Due to New York’s various firearm possession laws, the potential penalties are widely varied and may range from a simple misdemeanor to extremely harsh high-level felonies.
For a violation of 265.01, the criminal possession of a firearm, you are likely to face the charges as a class E felony. A class E felony includes one to four years in prison and a fine of up to $5,000. (The maximum penalties for a misdemeanor are one year in jail and a fine of $1,000.) Obviously, the penalties can be enhanced based on your own circumstances and history.
For example, the following factors may be used to elevate the charges to something more significant.
- Your criminal history and background. If you have a prior history of offenses, particularly violent offenses or prior weapon possession convictions, you are much more likely to face the higher end of the potential sentencing range or even face a higher level felony for your status.

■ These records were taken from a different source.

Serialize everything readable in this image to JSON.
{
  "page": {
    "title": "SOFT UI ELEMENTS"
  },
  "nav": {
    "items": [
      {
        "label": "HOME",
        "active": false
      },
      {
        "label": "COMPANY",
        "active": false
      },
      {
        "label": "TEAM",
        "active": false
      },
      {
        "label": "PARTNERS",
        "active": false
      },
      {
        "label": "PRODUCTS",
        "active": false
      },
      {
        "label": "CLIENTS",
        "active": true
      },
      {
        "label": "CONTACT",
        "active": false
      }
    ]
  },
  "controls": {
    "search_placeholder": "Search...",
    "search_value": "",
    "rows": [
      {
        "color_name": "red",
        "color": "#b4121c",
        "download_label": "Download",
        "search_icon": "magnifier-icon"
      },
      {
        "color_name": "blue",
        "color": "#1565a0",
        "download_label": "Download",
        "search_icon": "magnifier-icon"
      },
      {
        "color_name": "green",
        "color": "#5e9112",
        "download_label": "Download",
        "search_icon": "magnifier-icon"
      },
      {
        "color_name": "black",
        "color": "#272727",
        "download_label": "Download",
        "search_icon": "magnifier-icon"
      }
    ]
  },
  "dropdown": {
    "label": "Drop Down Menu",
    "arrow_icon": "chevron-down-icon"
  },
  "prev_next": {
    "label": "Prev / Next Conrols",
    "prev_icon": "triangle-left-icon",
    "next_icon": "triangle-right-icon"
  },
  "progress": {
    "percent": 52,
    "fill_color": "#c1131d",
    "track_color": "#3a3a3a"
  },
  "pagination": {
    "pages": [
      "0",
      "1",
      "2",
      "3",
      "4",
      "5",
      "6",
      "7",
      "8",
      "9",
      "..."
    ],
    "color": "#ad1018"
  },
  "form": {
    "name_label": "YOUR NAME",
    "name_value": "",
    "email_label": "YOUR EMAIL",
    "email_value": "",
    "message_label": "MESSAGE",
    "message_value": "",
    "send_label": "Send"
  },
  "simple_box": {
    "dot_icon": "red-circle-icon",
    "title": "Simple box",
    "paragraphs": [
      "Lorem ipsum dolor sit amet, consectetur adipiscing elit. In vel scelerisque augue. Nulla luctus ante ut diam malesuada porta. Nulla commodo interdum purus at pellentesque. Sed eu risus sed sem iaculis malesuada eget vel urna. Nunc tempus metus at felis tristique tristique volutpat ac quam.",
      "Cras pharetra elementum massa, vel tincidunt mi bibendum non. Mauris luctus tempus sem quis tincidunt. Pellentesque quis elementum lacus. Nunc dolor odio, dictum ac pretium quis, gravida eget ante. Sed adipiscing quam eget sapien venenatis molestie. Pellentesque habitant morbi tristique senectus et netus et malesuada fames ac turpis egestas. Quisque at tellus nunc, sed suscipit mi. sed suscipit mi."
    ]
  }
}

- Use of the weapon during a crime. If you’re possessed an illegal firearm while committing another crime, you are much more likely to face the higher end of the sentencing range and risk facing more severe charges.
- Location of the offense. While New York has state laws for the possession of a firearm, local municipalities may have their own restrictions as well. New York City, in particular, has some of the strictest gun control laws in the United States, so possession of a firearm in New York City may violate both state and local laws.
What are the serious consequences if proven guilty?
As discussed above, New York has very strict criminal possession of firearm laws, which may have serious consequences and have a great effect on your freedom, life, reputation, and status in the community. A conviction for any type of felony has the potential for prison time and steep fines along with having to carry the status of a convicted felon.
What makes these types of charges most troubling is the fact that they are often a strict liability offense, meaning you do not have even to know you are breaking the law to be in violation. This is an intentional framework as it does not require many elements for prosecutors to prove in order to charge individuals with offenses relating to the possession of firearms.
These offenses are also often used in connection with other crimes and help to build the cases for prosecutors for those charged with stacked offenses.
Call us for help.
If you are charged with the criminal possession of a firearm in New York and have questions about your case, do not hesitate to contact us. All discussions about your case with one of our criminal defense attorneys are confidential. We have local criminal law offices in your area with experienced lawyers who have obtained favorable outcomes for countless individuals facing similar charges.